Procedural memory is a form of long-term memory that enables people to learn and execute tasks. It has been described as a kind of implicit memory: Unlike when a person recalls facts or images, someone using procedural memory may not be consciously aware that it's being accessed.
How We Use Procedural Memory
While memory often involves “knowing that”—that you went to Spain on vacation, or that Sunday is the first day of the week—procedural memory has been described as “knowing how.” It is the ingrained sense of how to complete a pattern of behavior, even without being able to fully explain the way it’s done. The development of skills and habits involves the use of procedural memory.
What are some examples of procedural memory?
“Kinesthetic memory” or “muscle memory” for the automatic movements involved in throwing a ball, dancing, swimming, steering a vehicle, typing, or signing one’s name is procedural memory. Procedural memory can also be involved in non-motor procedures that involve habitual responses, as when one plays a familiar game.
Why is procedural memory important?
Procedural memory is key to a wide variety of everyday abilities and experiences. It’s thought to facilitate even relatively basic behaviors like walking, not to mention the sequences involved in sports and games, work, transportation, and other activities, such as playing a musical instrument.
What are some distinct features of procedural memory?
The information in procedural memory—activated when one gets on a bike and remembers how to ride without thinking much about it—is considered relatively difficult to describe compared to other things people remember, like facts about the world. For that reason, procedural memory has also been called nondeclarative memory. Relatedly, a person may not necessarily be consciously aware of acquiring procedural knowledge.

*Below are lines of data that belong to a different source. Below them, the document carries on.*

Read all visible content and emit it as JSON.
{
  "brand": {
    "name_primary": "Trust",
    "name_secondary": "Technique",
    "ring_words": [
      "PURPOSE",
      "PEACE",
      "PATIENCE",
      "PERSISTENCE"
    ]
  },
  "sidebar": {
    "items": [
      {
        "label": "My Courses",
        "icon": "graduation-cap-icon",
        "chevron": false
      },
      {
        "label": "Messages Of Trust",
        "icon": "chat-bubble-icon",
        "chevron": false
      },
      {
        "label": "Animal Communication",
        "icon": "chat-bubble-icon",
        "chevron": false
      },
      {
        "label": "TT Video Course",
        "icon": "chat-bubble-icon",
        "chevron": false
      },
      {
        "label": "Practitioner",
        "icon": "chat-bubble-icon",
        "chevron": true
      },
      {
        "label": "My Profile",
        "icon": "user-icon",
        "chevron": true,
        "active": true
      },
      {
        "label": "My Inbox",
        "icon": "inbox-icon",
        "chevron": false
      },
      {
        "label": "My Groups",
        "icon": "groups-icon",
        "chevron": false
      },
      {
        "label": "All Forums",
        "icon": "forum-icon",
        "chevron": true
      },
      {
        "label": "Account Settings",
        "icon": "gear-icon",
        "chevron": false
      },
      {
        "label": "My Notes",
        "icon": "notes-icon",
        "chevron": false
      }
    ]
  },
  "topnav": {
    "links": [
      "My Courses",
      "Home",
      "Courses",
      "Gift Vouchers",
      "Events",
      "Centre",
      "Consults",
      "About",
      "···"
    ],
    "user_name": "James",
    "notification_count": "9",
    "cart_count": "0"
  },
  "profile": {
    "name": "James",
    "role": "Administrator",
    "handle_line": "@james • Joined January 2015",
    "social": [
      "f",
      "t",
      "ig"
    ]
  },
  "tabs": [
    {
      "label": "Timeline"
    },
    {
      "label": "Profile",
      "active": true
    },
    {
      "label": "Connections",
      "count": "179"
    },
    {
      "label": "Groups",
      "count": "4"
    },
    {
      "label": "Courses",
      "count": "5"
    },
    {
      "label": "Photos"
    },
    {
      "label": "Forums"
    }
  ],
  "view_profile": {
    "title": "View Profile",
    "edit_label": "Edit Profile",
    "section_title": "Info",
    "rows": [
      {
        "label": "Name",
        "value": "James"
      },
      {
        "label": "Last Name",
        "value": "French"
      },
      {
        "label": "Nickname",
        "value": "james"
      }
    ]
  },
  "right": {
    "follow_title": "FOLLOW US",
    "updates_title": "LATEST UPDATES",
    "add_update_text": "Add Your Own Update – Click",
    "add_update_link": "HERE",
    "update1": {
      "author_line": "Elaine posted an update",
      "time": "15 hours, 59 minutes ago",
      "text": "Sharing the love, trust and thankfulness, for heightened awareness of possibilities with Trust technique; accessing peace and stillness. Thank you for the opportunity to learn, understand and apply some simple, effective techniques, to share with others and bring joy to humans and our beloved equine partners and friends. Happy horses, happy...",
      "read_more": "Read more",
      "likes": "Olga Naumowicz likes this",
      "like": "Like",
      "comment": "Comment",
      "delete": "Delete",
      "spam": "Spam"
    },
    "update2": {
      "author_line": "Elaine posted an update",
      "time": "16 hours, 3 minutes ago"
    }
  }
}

How Procedural Memory Works
From very early in life, we are using procedural memory to learn and remember how to accomplish tasks, from relatively simple and widespread ones to those that are honed with years of intensive practice. As a person gets dressed, leaves home, travels to work or play, and uses any number of skills that have become second-nature, procedural memory helps provide the know-how to do it all without having to figure out each step anew.
What parts of the brain are involved in procedural memory?

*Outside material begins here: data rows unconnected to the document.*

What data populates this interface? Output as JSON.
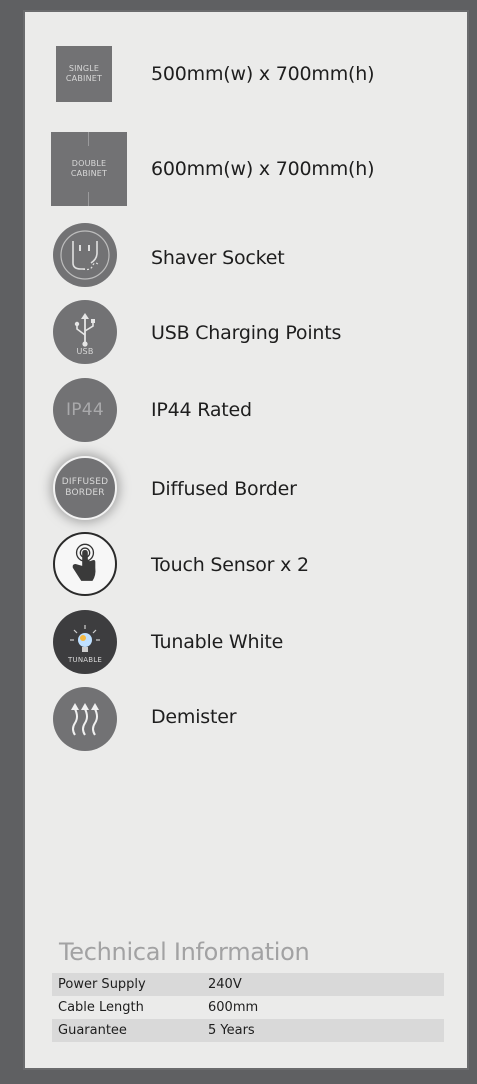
{
  "features": [
    {
      "icon_text": "SINGLE CABINET",
      "icon_name": "single-cabinet-icon",
      "label": "500mm(w) x 700mm(h)"
    },
    {
      "icon_text": "DOUBLE CABINET",
      "icon_name": "double-cabinet-icon",
      "label": "600mm(w) x 700mm(h)"
    },
    {
      "icon_text": "",
      "icon_name": "shaver-socket-icon",
      "label": "Shaver Socket"
    },
    {
      "icon_text": "USB",
      "icon_name": "usb-icon",
      "label": "USB Charging Points"
    },
    {
      "icon_text": "IP44",
      "icon_name": "ip44-icon",
      "label": "IP44 Rated"
    },
    {
      "icon_text": "DIFFUSED BORDER",
      "icon_name": "diffused-border-icon",
      "label": "Diffused Border"
    },
    {
      "icon_text": "",
      "icon_name": "touch-sensor-icon",
      "label": "Touch Sensor x 2"
    },
    {
      "icon_text": "TUNABLE",
      "icon_name": "tunable-white-icon",
      "label": "Tunable White"
    },
    {
      "icon_text": "",
      "icon_name": "demister-icon",
      "label": "Demister"
    }
  ],
  "technical": {
    "title": "Technical Information",
    "rows": [
      {
        "label": "Power Supply",
        "value": "240V"
      },
      {
        "label": "Cable Length",
        "value": "600mm"
      },
      {
        "label": "Guarantee",
        "value": "5 Years"
      }
    ]
  },
  "colors": {
    "page_background": "#5f6062",
    "panel_background": "#ebebea",
    "icon_fill": "#727274",
    "table_shade": "#d9d9d9"
  }
}
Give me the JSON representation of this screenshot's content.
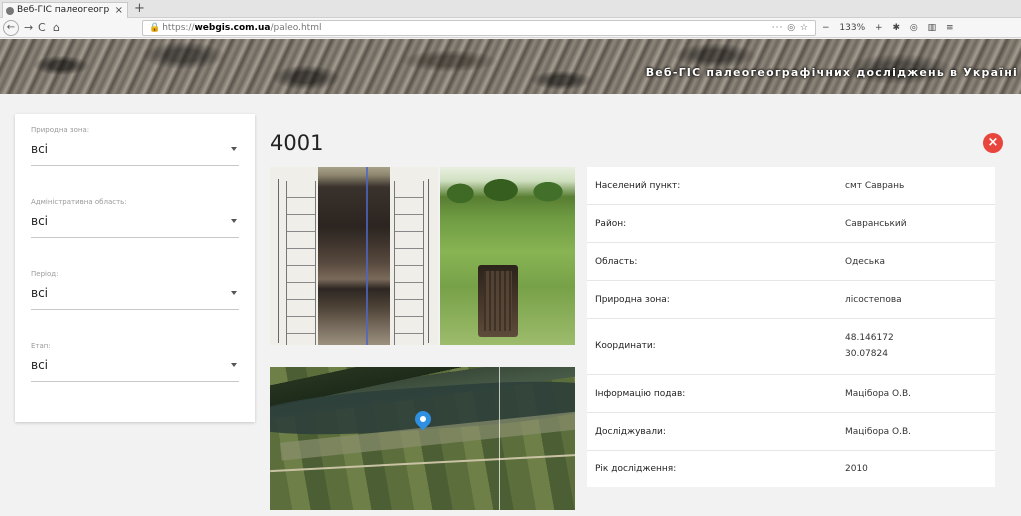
{
  "browser": {
    "tab_title": "Веб-ГІС палеогеогр",
    "url_scheme": "https://",
    "url_host": "webgis.com.ua",
    "url_path": "/paleo.html",
    "url_tools": "··· ◎ ☆",
    "zoom": "133%"
  },
  "site": {
    "title": "Веб-ГІС палеогеографічних досліджень в Україні"
  },
  "filters": [
    {
      "label": "Природна зона:",
      "value": "всі"
    },
    {
      "label": "Адміністративна область:",
      "value": "всі"
    },
    {
      "label": "Період:",
      "value": "всі"
    },
    {
      "label": "Етап:",
      "value": "всі"
    }
  ],
  "record": {
    "id": "4001",
    "fields": [
      {
        "key": "Населений пункт:",
        "value": "смт Саврань"
      },
      {
        "key": "Район:",
        "value": "Савранський"
      },
      {
        "key": "Область:",
        "value": "Одеська"
      },
      {
        "key": "Природна зона:",
        "value": "лісостепова"
      },
      {
        "key": "Координати:",
        "value": "48.146172",
        "value2": "30.07824"
      },
      {
        "key": "Інформацію подав:",
        "value": "Мацібора О.В."
      },
      {
        "key": "Досліджували:",
        "value": "Мацібора О.В."
      },
      {
        "key": "Рік дослідження:",
        "value": "2010"
      }
    ]
  },
  "colors": {
    "close_button": "#e8453c",
    "map_pin": "#2f8fe0"
  }
}
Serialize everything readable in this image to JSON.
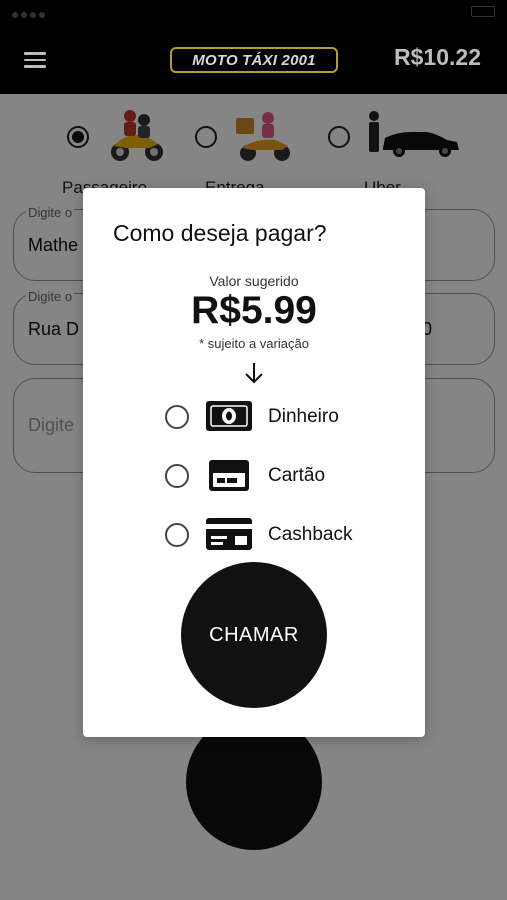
{
  "header": {
    "logo_text": "MOTO TÁXI 2001",
    "balance": "R$10.22"
  },
  "services": [
    {
      "label": "Passageiro",
      "selected": true,
      "icon": "motorcycle-passenger-icon"
    },
    {
      "label": "Entrega",
      "selected": false,
      "icon": "delivery-scooter-icon"
    },
    {
      "label": "Uber",
      "selected": false,
      "icon": "car-driver-icon"
    }
  ],
  "form": {
    "origin_label": "Digite o",
    "origin_value": "Mathe",
    "destination_label": "Digite o",
    "destination_value": "Rua D",
    "destination_suffix": "0",
    "notes_placeholder": "Digite"
  },
  "modal": {
    "title": "Como deseja pagar?",
    "suggested_label": "Valor sugerido",
    "price": "R$5.99",
    "note": "* sujeito a variação",
    "options": [
      {
        "label": "Dinheiro",
        "icon": "cash-icon",
        "selected": false
      },
      {
        "label": "Cartão",
        "icon": "credit-card-icon",
        "selected": false
      },
      {
        "label": "Cashback",
        "icon": "cashback-card-icon",
        "selected": false
      }
    ],
    "call_button": "CHAMAR"
  },
  "colors": {
    "header_bg": "#000000",
    "logo_border": "#b59a3a",
    "overlay": "rgba(0,0,0,0.48)",
    "button_bg": "#111111"
  }
}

The group of subcortical structures called the basal ganglia, including components such as the striatum, are thought to be important for procedural learning, though other areas are likely involved. As skills are developed, changes in the brain’s cortex can be observed—for example, change in the motor cortex has been linked to the learning of motor skills. Experts suggest the specific brain system involved in procedural memory depends on the specific type of procedural learning.
What is the role of practice in procedural memory?
While an episodic memory (of going to an exciting party, for example) may be firmly planted shortly after the experience, procedural memory is generally associated with repetition of a procedure—practice, in the case of deliberate repetition—which strengthens the memory and helps build skills.
Does procedural memory work with other forms of memory?
Procedural memory, which supports the routinized aspects of behaviors such as driving or playing the piano, can be thought of as working alongside with other forms of memory, such as for consciously recalled details about how one wants to use one’s acquired skills (for example, by driving to a new destination that requires following directions).
How does procedural memory change with age?
Compared to memory for information that can be verbalized, procedural memory is thought to be relatively unimpaired by normal aging. While older adults may perform physical procedures less quickly than younger individuals, research suggests they can show a roughly comparable ability to cultivate procedural skills.